Scotland on Sunday: Iran said yesterday that it would press ahead with plans to expand its nuclear programme, after diplomats in Vienna said Tehran was installing advanced centrifuges at its key uranium enrichment plant. Scotland On Sunday
By Hossein Jaseb and Anne Gearan in Tehran and Washington
IRAN said yesterday that it would press ahead with plans to expand its nuclear programme, after diplomats in Vienna said Tehran was installing advanced centrifuges at its key uranium enrichment plant.
Government spokesman Gholam-Hossein Elham also rejected any idea of halting work which the United States believes is aimed at building nuclear bombs in return for trade, technology and other benefits.
Speaking a few days before the Islamic Republic’s annual National Nuclear Technology Day on April 8, Elham said he hoped for “good news” on that day but did not elaborate.
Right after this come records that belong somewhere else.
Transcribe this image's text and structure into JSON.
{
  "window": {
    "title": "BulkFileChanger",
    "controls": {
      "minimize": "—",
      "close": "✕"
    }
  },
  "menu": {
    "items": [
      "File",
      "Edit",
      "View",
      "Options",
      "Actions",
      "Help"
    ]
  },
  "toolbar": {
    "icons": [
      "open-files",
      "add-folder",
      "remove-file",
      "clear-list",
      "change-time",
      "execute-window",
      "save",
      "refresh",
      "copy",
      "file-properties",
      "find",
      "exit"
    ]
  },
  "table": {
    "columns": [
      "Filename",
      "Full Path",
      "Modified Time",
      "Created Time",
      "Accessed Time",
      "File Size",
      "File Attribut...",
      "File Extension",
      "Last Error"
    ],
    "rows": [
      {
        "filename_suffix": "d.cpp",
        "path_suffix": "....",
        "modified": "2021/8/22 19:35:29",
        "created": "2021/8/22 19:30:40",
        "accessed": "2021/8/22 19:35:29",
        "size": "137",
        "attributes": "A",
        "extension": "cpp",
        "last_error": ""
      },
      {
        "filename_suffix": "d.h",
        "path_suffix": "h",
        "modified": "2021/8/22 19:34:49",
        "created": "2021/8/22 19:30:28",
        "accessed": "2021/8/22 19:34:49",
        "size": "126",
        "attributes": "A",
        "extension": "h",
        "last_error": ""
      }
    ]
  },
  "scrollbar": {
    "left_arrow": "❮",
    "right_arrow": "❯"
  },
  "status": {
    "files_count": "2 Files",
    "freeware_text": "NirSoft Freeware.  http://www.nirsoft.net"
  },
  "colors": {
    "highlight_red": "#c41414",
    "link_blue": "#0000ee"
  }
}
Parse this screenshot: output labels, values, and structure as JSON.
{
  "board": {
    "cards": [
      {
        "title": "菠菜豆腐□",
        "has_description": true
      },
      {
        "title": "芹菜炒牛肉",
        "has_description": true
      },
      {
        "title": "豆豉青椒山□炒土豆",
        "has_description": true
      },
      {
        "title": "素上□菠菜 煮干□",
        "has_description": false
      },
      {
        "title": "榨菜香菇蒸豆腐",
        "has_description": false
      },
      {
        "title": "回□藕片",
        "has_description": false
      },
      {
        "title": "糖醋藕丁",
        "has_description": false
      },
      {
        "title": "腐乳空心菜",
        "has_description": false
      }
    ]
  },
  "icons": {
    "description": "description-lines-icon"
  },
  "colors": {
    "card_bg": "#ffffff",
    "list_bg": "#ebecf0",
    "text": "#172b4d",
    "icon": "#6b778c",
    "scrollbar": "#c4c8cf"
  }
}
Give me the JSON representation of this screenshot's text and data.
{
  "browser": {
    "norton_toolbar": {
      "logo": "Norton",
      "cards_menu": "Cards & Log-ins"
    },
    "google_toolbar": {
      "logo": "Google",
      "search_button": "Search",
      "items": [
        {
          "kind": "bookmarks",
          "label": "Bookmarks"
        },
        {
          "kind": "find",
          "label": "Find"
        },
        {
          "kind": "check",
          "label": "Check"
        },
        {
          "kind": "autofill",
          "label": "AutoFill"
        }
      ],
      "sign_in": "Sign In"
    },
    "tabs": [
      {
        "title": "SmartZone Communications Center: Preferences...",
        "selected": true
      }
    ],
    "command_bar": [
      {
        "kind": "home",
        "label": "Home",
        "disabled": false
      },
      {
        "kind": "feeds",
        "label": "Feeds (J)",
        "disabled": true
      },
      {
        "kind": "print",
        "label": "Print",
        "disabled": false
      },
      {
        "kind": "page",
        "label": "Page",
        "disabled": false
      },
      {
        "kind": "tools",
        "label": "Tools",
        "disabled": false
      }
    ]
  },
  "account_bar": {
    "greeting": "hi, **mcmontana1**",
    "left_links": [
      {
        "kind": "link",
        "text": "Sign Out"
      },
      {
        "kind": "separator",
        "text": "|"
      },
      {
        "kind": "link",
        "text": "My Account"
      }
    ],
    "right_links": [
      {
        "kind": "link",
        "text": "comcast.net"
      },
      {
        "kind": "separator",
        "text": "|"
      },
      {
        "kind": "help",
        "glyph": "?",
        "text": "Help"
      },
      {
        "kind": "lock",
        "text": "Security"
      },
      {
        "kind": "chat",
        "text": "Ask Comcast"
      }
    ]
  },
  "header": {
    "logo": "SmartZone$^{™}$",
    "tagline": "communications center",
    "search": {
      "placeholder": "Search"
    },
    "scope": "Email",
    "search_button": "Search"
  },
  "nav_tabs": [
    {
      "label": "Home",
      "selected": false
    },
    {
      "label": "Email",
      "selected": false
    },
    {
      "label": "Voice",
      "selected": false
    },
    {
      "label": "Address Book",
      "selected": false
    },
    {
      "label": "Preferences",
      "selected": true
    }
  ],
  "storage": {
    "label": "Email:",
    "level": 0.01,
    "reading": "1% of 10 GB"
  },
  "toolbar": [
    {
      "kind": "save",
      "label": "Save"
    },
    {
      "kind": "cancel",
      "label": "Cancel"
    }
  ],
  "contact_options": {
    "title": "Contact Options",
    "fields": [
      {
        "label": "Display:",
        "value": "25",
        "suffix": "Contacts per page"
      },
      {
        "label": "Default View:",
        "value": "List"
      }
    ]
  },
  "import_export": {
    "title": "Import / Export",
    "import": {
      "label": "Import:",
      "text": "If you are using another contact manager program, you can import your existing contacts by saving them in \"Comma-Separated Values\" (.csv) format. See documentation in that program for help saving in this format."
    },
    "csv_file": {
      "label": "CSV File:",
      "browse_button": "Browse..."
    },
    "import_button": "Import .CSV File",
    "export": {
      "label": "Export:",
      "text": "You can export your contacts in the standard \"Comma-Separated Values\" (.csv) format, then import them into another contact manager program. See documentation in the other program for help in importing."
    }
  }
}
The world’s fourth-largest oil producer says it needs to produce nuclear fuel for a planned network of power plants to satisfy soaring electricity demand.
“The trend of advancing nuclear capacity until reaching the production of nuclear fuel and building nuclear power plants to produce 20,000 megawatts of electricity will continue,” Elham said.
On Thursday, diplomats told Reuters that Iran has begun installing advanced uranium enrichment centrifuges in its Natanz enrichment complex, accelerating activity that could give it the means to make atom bombs in future if it chose to.
Iran has been hit with three sets of United Nations sanctions for hiding the programme until 2003, failing to prove to inspectors since then that it is wholly peaceful and refusing to suspend the disputed programme.
Enriched uranium can be used as fuel in nuclear power plants or, if refined much further, provide material for weapons. After a pause of several months, Iran has now assembled more than 300 centrifuges, the diplomats said.
The Washington Times reported last month that the five permanent members of the UN Security Council were preparing a package of incentives for Tehran if it stops its programme.
Iranian President Mahmoud Ahmadinejad has rejected the reported package of incentives, Japan’s Kyodo news agency quoted him as saying in an interview published on Friday. Elham said: “This (nuclear technology”> is our obvious right and we do not exchange our rights for things like incentives.”
Ahmadinejad has also said Iran would only discuss its nuclear programme with the UN International Atomic Energy Agency (IAEA), rejecting a call by world powers to hold more talks with European Union foreign policy chief Javier Solana.
“We do not accept replacing the IAEA… in the framework of negotiations,” Elham said.
Iran’s recommencement of its nuclear programme is the second such threat to global peace within a week. US and North Korean nuclear negotiators are already scheduled to meet next week to try to break a deadlock in disarmament talks over how the North will account for its nuclear past.
Assistant US Secretary of State Christopher Hill will hold talks with his North Korean counterpart, Kim Kye Gwan, on Tuesday in Singapore. Hill will then travel to Beijing to report on the talks. China, an ally of the communist North, has been the host of stalled six-nation disarmament talks.
North Korea missed a December 31 2007 deadline to produce a nuclear inventory and full disclosure of its proliferation activities. While other work to disable a nuclear reactor has continued, the delayed document has soured the atmosphere of talks meant to shutter North Korea’s nuclear weapons programme and improve the nation’s standing in the world.